Wherever "JSON" shows up in the records below, copy the whole line.

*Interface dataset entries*
+--

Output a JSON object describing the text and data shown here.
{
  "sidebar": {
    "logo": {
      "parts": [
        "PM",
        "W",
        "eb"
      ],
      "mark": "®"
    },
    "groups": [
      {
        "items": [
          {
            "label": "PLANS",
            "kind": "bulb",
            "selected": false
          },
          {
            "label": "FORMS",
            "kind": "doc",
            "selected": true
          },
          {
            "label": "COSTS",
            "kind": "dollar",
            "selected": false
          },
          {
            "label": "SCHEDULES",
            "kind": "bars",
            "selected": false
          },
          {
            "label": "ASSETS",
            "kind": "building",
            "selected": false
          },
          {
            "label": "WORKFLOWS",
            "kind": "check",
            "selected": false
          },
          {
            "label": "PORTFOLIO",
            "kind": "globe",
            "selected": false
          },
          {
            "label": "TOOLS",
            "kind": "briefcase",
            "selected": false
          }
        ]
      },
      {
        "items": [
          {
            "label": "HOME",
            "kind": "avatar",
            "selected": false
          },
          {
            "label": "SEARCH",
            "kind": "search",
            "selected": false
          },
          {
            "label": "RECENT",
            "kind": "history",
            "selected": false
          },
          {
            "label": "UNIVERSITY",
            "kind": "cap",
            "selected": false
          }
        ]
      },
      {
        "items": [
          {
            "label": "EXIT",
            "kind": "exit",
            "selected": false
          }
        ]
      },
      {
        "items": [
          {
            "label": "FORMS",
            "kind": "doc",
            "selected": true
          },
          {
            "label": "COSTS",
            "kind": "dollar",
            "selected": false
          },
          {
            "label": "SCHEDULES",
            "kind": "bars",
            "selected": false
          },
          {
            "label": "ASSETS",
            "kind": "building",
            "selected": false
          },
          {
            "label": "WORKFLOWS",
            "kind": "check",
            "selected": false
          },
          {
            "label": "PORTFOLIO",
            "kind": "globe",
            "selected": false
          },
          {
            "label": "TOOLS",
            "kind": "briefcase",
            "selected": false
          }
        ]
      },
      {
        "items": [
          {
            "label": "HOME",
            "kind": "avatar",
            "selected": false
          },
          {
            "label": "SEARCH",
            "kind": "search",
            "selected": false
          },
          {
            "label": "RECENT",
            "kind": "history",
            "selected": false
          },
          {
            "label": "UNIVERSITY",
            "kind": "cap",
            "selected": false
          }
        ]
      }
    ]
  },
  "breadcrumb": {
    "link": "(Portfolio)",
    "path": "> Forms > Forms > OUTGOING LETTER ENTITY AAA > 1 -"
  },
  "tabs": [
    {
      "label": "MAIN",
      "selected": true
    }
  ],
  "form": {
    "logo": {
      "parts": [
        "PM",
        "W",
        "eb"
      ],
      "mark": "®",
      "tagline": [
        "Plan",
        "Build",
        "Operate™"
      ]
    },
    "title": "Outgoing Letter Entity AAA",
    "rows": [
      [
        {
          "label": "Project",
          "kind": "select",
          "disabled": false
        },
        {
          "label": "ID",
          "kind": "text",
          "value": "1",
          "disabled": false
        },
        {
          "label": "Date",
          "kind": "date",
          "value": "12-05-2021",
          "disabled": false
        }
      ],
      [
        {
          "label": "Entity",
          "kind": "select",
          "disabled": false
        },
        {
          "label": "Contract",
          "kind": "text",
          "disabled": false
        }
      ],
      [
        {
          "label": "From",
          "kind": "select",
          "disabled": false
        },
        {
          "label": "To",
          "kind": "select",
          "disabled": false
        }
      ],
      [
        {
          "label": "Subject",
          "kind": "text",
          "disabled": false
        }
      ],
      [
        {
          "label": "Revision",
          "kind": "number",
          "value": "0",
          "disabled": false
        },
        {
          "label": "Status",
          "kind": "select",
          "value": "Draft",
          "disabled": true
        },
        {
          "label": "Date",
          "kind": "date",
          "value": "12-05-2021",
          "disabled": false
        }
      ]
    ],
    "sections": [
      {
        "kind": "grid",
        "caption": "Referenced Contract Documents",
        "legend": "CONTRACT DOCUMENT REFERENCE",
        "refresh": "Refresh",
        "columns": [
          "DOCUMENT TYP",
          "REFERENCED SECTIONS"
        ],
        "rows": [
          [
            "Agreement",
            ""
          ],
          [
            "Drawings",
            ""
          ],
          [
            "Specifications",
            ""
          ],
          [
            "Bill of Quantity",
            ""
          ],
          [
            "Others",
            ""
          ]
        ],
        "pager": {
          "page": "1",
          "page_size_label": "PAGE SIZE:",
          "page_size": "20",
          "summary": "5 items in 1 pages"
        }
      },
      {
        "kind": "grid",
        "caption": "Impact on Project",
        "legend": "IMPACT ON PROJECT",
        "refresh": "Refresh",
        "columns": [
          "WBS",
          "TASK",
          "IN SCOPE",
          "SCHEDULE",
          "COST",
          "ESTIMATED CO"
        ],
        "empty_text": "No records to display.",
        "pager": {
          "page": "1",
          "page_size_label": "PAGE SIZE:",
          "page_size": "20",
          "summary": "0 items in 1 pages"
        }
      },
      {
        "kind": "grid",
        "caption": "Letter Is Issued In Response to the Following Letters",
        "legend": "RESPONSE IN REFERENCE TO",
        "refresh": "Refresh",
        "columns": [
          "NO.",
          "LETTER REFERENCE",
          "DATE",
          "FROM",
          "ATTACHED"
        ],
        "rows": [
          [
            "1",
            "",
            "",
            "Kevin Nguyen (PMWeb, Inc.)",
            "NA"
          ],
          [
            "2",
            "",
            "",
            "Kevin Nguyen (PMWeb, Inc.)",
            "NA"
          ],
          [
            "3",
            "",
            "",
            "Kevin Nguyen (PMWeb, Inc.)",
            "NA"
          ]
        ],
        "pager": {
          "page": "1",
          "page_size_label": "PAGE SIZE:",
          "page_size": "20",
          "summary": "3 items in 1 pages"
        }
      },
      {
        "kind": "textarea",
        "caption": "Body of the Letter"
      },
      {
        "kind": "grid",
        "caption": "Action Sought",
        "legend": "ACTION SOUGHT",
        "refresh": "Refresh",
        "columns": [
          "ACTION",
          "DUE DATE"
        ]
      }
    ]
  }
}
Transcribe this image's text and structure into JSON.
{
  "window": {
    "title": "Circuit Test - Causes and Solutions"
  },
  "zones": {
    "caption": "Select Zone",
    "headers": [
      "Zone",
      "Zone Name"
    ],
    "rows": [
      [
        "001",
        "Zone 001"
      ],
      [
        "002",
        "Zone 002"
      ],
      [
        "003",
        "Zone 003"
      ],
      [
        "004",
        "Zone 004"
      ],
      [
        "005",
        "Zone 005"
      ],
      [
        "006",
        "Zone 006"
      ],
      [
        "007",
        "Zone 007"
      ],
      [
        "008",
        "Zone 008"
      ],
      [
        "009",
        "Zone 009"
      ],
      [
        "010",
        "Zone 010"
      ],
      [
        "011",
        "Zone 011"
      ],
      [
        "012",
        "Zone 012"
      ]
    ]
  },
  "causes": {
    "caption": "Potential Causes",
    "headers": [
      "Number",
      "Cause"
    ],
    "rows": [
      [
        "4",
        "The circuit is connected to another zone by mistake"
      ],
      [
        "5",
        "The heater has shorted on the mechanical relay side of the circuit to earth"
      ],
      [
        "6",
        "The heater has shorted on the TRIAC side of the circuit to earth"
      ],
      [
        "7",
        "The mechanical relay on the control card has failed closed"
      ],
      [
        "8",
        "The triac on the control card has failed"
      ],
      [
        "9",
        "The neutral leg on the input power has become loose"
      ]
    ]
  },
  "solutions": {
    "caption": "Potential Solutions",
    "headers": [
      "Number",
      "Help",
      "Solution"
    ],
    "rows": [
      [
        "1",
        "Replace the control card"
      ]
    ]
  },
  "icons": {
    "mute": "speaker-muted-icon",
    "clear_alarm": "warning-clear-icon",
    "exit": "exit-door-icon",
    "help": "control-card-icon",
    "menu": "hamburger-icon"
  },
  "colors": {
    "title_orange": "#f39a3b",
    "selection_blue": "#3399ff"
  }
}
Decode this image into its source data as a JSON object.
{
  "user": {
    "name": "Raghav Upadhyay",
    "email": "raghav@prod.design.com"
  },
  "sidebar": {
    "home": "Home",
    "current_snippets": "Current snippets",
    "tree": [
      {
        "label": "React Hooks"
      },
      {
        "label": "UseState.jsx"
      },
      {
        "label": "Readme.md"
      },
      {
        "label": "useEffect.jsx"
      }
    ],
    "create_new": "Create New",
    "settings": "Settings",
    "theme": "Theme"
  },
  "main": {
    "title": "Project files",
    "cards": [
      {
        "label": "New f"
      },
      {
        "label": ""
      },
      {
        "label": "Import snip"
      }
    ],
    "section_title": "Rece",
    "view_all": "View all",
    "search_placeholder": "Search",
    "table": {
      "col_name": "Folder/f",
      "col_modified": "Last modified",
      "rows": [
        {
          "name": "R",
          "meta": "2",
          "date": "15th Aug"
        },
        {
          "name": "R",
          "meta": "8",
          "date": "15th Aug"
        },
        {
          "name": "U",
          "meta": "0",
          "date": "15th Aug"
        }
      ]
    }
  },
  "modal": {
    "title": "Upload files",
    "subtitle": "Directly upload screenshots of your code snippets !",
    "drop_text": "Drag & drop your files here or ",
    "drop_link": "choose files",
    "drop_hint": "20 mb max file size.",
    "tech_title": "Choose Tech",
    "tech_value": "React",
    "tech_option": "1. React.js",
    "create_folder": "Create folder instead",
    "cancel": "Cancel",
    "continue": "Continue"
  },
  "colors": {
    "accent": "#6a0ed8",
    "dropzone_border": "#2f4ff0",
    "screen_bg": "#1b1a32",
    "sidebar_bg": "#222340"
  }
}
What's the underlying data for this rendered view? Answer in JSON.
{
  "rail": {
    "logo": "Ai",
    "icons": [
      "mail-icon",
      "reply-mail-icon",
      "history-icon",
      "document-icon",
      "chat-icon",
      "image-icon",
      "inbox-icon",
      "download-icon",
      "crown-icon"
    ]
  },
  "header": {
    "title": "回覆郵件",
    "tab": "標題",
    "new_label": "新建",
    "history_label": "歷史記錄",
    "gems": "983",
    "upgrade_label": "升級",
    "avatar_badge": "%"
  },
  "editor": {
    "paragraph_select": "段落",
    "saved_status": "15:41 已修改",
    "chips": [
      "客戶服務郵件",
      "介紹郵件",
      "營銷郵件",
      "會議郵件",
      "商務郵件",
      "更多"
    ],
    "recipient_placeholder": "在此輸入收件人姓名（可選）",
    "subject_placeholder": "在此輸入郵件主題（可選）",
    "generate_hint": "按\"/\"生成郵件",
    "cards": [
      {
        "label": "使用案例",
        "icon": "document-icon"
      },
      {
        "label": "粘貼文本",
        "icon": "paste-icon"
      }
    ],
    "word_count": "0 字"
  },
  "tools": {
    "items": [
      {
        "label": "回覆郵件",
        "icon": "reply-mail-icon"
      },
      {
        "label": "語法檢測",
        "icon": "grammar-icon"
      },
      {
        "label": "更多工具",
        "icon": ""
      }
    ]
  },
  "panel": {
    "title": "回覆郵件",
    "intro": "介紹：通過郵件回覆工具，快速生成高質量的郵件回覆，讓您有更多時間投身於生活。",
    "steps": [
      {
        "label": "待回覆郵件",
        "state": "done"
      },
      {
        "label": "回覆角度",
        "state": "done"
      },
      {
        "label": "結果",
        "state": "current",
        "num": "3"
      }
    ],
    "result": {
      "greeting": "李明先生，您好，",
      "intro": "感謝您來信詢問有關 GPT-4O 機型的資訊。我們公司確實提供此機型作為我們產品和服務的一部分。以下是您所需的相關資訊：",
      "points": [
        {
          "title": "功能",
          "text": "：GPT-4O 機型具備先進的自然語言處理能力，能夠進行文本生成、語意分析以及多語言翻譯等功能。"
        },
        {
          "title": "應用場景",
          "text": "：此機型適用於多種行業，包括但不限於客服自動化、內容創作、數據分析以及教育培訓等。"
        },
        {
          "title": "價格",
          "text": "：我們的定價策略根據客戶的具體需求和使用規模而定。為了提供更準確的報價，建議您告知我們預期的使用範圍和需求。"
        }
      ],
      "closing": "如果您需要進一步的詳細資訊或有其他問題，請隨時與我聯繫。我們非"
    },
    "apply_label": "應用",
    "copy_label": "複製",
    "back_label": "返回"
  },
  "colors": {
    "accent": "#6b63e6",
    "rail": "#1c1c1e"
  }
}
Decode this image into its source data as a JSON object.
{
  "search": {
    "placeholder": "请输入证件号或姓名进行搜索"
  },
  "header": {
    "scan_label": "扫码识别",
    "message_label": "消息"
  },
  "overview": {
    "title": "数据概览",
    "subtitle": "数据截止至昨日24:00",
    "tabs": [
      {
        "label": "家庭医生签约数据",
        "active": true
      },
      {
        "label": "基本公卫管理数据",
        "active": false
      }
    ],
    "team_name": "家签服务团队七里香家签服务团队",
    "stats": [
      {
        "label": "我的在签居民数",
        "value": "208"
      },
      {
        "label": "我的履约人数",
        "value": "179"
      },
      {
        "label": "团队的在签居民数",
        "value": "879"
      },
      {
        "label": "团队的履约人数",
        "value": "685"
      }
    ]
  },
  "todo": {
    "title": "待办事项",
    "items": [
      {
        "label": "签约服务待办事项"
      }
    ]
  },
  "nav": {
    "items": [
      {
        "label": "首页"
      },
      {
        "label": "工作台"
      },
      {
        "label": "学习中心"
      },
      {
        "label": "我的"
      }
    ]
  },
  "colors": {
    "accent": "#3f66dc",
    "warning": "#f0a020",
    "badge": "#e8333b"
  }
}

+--

*Response to this task*
Output a JSON object describing the text and data shown here.
Transcribe this image's text and structure into JSON.
Decode this image into its source data as a JSON object.
What's the underlying data for this rendered view? Answer in JSON.
Decode this image into its source data as a JSON object.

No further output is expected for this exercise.